Page and application data records:
——

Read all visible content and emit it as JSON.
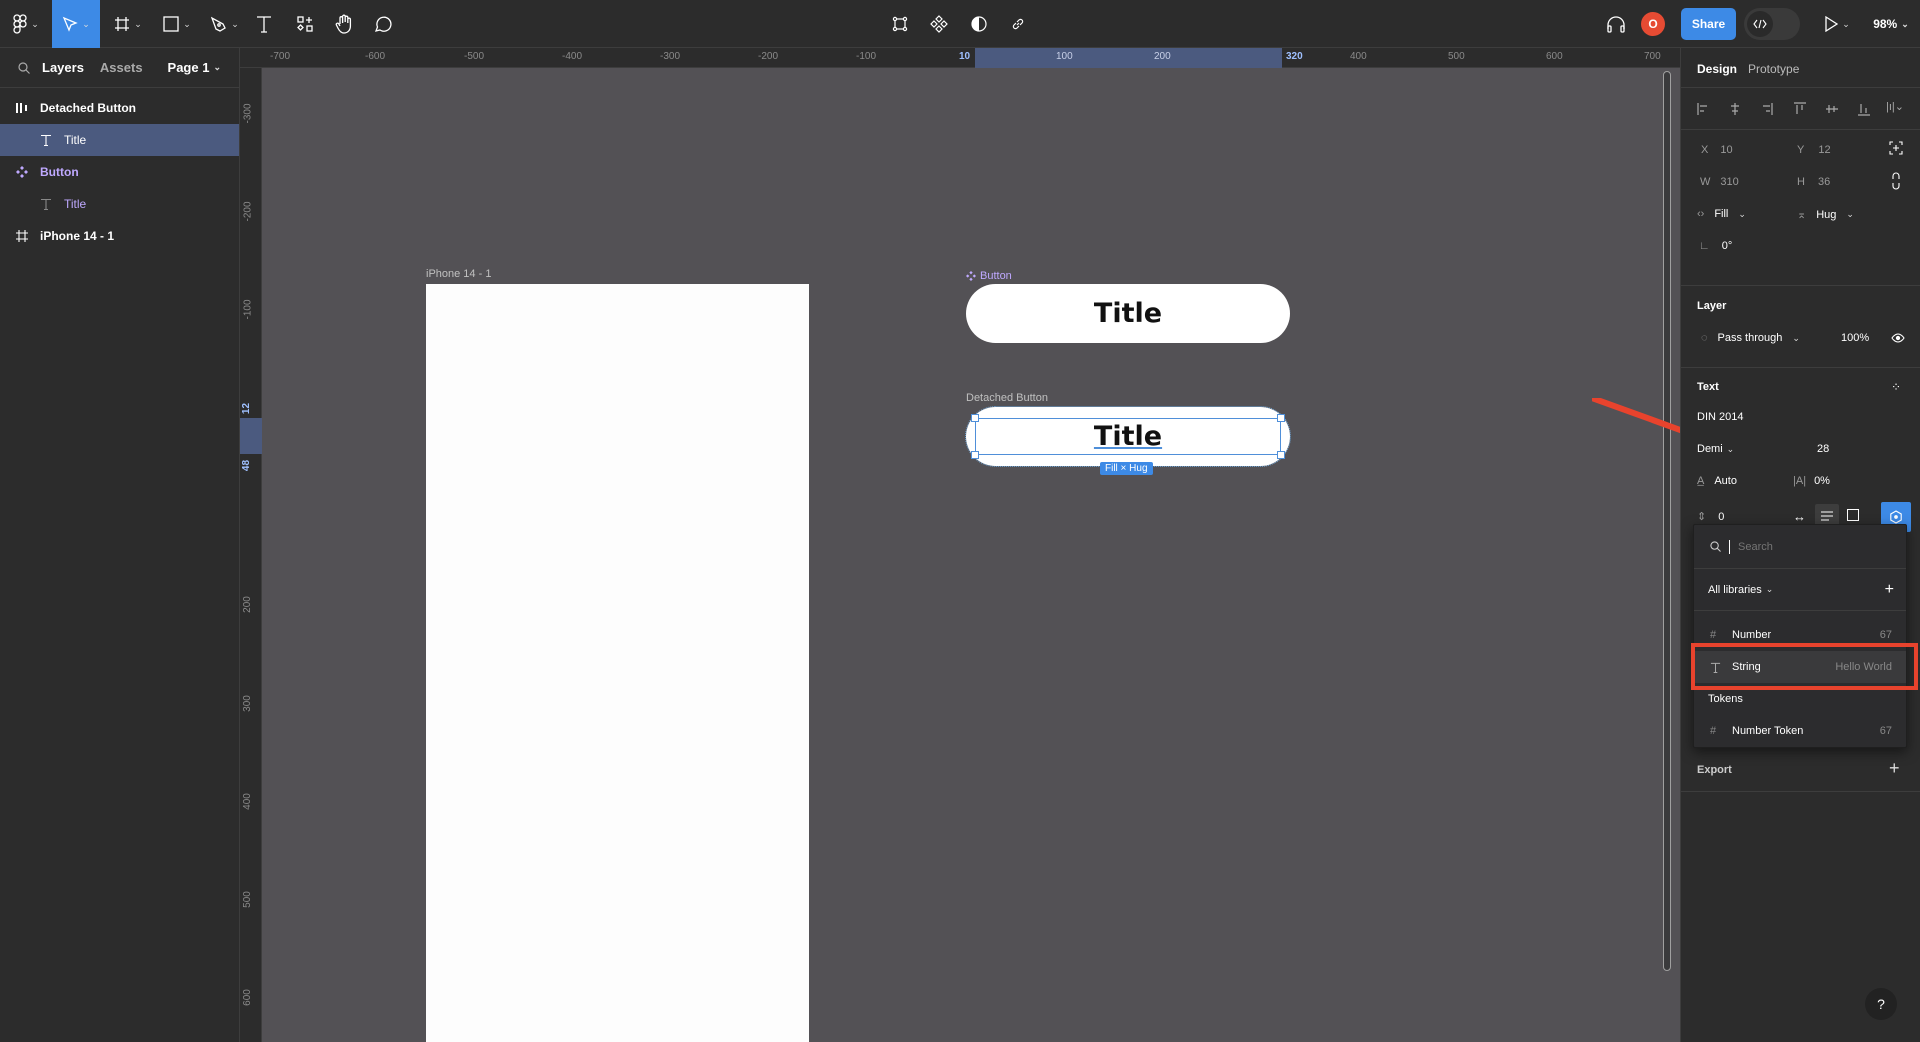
{
  "toolbar": {
    "main_menu_icon": "figma-logo-icon",
    "tools": [
      {
        "name": "move-tool",
        "icon": "cursor-arrow-icon",
        "active": true
      },
      {
        "name": "frame-tool",
        "icon": "frame-hash-icon"
      },
      {
        "name": "shape-tool",
        "icon": "rectangle-icon"
      },
      {
        "name": "pen-tool",
        "icon": "pen-icon"
      },
      {
        "name": "text-tool",
        "icon": "text-icon"
      },
      {
        "name": "resources-tool",
        "icon": "resources-icon"
      },
      {
        "name": "hand-tool",
        "icon": "hand-icon"
      },
      {
        "name": "comment-tool",
        "icon": "comment-icon"
      }
    ],
    "center_tools": [
      "edit-object-icon",
      "component-icon",
      "mask-contrast-icon",
      "link-icon"
    ],
    "avatar_initial": "O",
    "share_label": "Share",
    "dev_mode_icon": "code-icon",
    "zoom_level": "98%"
  },
  "left_panel": {
    "tabs": {
      "layers": "Layers",
      "assets": "Assets"
    },
    "page": "Page 1",
    "layers": [
      {
        "name": "Detached Button",
        "icon": "autolayout-icon",
        "indent": 0,
        "selected": false,
        "type": "frame"
      },
      {
        "name": "Title",
        "icon": "text-icon",
        "indent": 1,
        "selected": true,
        "type": "text"
      },
      {
        "name": "Button",
        "icon": "component-icon",
        "indent": 0,
        "selected": false,
        "type": "component"
      },
      {
        "name": "Title",
        "icon": "text-icon",
        "indent": 1,
        "selected": false,
        "type": "text"
      },
      {
        "name": "iPhone 14 - 1",
        "icon": "frame-hash-icon",
        "indent": 0,
        "selected": false,
        "type": "frame"
      }
    ]
  },
  "rulers": {
    "top": [
      "-700",
      "-600",
      "-500",
      "-400",
      "-300",
      "-200",
      "-100",
      "10",
      "100",
      "200",
      "320",
      "400",
      "500",
      "600",
      "700"
    ],
    "left": [
      "-300",
      "-200",
      "-100",
      "12",
      "48",
      "200",
      "300",
      "400",
      "500",
      "600"
    ]
  },
  "canvas": {
    "phone_frame_label": "iPhone 14 - 1",
    "button_label": "Button",
    "button_text": "Title",
    "detached_label": "Detached Button",
    "detached_text": "Title",
    "size_badge": "Fill × Hug"
  },
  "right_panel": {
    "tabs": {
      "design": "Design",
      "prototype": "Prototype"
    },
    "x": "10",
    "y": "12",
    "w": "310",
    "h": "36",
    "x_label": "X",
    "y_label": "Y",
    "w_label": "W",
    "h_label": "H",
    "width_mode": "Fill",
    "height_mode": "Hug",
    "rotation": "0°",
    "layer_title": "Layer",
    "blend_mode": "Pass through",
    "opacity": "100%",
    "text_title": "Text",
    "font_family": "DIN 2014",
    "font_weight": "Demi",
    "font_size": "28",
    "line_height": "Auto",
    "letter_spacing": "0%",
    "paragraph_spacing": "0",
    "export_title": "Export"
  },
  "variable_picker": {
    "search_placeholder": "Search",
    "library_filter": "All libraries",
    "items": [
      {
        "icon": "number-hash-icon",
        "name": "Number",
        "value": "67",
        "highlighted": false
      },
      {
        "icon": "text-icon",
        "name": "String",
        "value": "Hello World",
        "highlighted": true
      }
    ],
    "group_title": "Tokens",
    "group_items": [
      {
        "icon": "number-hash-icon",
        "name": "Number Token",
        "value": "67"
      }
    ]
  },
  "annotation": {
    "arrow_color": "#e8432d",
    "highlight_color": "#e8432d"
  },
  "help_label": "?"
}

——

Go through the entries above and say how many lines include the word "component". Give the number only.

[ANSWER FOR THE TASK] 3